And what to her adheres, which follows after,
Is th' argument of Time; of this allow,
that mask and unfold error.
To the like purpofe our Poet in Measure for Measure.
Keep me in patience; and with ripen'd time'
Unfold the evil which is here wrapt up
'And, again, in his Lear;
Time thall unfold what plaited cunning bides,
SCENE, the Court of Bohemia.
Enter Polixenes and Camillo.
POLIXEN E S.
'tis a fickness denying thee any thing, a death to grant this.
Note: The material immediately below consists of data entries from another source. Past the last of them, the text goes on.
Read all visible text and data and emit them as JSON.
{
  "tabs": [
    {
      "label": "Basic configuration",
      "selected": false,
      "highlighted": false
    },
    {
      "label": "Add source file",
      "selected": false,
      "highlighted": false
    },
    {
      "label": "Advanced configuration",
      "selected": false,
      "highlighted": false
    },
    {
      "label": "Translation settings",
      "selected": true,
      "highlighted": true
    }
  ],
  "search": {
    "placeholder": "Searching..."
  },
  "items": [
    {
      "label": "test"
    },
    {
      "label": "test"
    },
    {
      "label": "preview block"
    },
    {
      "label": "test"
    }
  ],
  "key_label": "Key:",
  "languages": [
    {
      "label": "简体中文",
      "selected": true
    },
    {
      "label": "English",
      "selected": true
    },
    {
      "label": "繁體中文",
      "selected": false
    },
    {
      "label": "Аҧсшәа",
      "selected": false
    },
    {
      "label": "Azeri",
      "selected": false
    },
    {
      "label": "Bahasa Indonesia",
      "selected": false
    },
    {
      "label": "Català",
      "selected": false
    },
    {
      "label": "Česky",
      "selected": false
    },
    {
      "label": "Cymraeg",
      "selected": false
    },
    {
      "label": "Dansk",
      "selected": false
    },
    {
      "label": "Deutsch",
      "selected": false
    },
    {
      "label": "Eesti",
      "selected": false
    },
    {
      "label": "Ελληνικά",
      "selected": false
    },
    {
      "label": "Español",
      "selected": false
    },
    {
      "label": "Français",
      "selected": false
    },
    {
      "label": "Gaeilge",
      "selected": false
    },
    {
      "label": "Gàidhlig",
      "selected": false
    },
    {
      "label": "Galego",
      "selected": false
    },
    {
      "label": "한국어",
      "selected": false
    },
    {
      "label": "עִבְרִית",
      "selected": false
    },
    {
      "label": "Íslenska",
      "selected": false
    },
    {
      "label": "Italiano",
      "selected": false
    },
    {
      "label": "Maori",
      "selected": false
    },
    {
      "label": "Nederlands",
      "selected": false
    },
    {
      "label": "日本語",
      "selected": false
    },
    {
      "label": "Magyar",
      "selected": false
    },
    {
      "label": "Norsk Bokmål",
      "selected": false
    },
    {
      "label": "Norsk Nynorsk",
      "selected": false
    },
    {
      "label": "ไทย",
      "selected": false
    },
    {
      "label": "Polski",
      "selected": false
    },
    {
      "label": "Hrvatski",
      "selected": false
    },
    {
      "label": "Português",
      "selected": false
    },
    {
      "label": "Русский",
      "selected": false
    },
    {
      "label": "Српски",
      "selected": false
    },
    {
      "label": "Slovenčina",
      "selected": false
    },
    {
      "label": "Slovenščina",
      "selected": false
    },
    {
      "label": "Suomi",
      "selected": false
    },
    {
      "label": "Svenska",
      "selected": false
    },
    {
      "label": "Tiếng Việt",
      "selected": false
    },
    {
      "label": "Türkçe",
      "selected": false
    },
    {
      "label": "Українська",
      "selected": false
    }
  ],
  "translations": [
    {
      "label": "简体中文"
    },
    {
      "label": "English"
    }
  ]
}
Cam. It is fifteen years fince I faw my country; though I have for the moft part been aired abroad, I defire to lay my bones there. Befides, the penitent King, my matter, hath fent for me; to whofe feeling forrows I might be fome allay, or I o'erween to think fo, which is another fpur to my departure.
Pol. As thou lov't me, Camillo, wipe not out the reft of thy fervices by leaving me now; the need I have of thee, thine own goodness hath made better not to have had thee, than thus to want thee. Thou having made me bufineffes, which none, without thee, can fufficiently manage, must either flay to execute them thyfel, or` take away with thee the very fervices thou hast done; which if I have not enough confidered, (as too much I eannot,) to be more thankful to thee fhall be my ftudy; and my profit therein, the heaping friendfhips. Of that fatal country Sicilia, pr'ythee, fpeak no more; whofe very naming punishes me with the remembrance of that penitent, as thou call'ft him, and reconciled King my brother, whofe lofs of his most precious Queen and children are even now to be afresh lamented. Say to me, when faw'ft thou the Prince Florizel my fon? Kings are no lefs unhappy, their iffue not being gracious, than they are in lofing them, when they have approved their virtues.
Cam. Sir, it is three days fince I faw the Prince;